## TASK ITEM
What you return must be every line below that includes the word "name".

## RECORDS FOR THIS EXERCISE
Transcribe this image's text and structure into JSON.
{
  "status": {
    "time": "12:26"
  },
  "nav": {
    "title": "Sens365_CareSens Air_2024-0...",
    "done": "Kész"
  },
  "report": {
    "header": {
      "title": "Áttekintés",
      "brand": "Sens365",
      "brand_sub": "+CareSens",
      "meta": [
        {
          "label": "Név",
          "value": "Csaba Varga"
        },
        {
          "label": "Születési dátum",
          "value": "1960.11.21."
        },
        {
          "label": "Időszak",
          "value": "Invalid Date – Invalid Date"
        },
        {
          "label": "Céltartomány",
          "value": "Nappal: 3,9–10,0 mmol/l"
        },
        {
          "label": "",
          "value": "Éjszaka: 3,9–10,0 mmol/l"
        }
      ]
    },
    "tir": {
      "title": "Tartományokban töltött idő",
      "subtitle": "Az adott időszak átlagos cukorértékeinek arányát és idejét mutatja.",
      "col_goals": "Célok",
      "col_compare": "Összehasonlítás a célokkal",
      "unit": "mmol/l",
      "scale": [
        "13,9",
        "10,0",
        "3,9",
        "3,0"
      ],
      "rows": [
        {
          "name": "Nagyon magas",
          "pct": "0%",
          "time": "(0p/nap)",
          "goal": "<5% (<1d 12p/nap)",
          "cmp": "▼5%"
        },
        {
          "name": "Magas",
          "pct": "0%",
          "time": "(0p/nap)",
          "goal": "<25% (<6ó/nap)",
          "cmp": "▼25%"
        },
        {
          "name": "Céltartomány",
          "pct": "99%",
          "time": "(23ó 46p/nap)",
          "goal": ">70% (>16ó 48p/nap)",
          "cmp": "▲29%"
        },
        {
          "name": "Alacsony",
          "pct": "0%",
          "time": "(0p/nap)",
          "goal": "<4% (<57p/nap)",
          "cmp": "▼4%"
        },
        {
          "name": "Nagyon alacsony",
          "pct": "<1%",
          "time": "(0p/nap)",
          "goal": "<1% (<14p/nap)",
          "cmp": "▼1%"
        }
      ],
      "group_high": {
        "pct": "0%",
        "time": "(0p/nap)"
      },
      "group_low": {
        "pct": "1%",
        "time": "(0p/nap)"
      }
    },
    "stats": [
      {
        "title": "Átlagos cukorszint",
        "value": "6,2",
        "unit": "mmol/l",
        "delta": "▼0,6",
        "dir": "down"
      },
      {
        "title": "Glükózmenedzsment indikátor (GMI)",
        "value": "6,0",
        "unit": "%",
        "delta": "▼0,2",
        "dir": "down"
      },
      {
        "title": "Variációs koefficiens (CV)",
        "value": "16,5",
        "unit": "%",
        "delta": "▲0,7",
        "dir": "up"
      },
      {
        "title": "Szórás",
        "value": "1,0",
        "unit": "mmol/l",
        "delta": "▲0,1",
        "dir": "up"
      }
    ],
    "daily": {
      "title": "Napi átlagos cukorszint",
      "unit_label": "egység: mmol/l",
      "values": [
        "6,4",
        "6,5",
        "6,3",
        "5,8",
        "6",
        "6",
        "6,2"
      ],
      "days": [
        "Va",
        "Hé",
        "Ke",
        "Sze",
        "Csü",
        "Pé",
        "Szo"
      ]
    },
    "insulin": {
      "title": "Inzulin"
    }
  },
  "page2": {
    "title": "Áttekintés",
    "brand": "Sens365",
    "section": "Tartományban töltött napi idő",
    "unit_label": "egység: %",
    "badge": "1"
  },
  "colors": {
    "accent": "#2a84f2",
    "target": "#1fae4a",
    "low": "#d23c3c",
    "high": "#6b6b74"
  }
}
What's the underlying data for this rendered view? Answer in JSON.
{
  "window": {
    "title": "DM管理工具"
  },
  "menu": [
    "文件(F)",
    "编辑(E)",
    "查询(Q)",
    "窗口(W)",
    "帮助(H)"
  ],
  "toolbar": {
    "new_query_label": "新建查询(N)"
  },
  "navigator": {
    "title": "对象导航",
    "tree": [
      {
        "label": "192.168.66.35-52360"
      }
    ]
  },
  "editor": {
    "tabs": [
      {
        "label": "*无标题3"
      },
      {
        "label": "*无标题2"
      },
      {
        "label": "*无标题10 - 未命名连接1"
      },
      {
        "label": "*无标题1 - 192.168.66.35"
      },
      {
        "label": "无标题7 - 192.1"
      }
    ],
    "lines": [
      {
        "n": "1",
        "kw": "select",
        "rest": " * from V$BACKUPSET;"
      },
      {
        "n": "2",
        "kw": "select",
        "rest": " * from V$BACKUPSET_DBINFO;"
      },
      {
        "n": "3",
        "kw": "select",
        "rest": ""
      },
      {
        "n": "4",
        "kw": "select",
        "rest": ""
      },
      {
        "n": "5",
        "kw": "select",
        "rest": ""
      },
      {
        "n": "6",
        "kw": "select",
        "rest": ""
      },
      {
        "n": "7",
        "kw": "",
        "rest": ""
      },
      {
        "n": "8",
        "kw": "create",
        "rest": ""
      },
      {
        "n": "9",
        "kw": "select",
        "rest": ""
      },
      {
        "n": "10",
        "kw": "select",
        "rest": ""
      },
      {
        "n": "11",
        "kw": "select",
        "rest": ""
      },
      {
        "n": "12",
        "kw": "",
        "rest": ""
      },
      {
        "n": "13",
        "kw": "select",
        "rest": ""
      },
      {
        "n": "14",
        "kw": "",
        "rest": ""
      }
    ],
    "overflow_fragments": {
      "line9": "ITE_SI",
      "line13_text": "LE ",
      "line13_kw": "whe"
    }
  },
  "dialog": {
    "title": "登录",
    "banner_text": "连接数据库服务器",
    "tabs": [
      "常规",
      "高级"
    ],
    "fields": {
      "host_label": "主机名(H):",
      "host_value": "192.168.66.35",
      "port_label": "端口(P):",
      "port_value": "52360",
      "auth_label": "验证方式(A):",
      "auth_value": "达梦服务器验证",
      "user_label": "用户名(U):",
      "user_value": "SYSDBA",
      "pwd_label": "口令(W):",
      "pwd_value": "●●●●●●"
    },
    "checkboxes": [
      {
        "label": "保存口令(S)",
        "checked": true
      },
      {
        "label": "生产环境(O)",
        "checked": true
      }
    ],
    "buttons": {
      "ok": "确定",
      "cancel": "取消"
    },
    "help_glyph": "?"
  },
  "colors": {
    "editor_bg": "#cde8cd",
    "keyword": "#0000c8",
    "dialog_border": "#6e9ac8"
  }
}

## RESPONSE TO THE EXERCISE
          "name": "Nagyon magas",
          "name": "Magas",
          "name": "Céltartomány",
          "name": "Alacsony",
          "name": "Nagyon alacsony",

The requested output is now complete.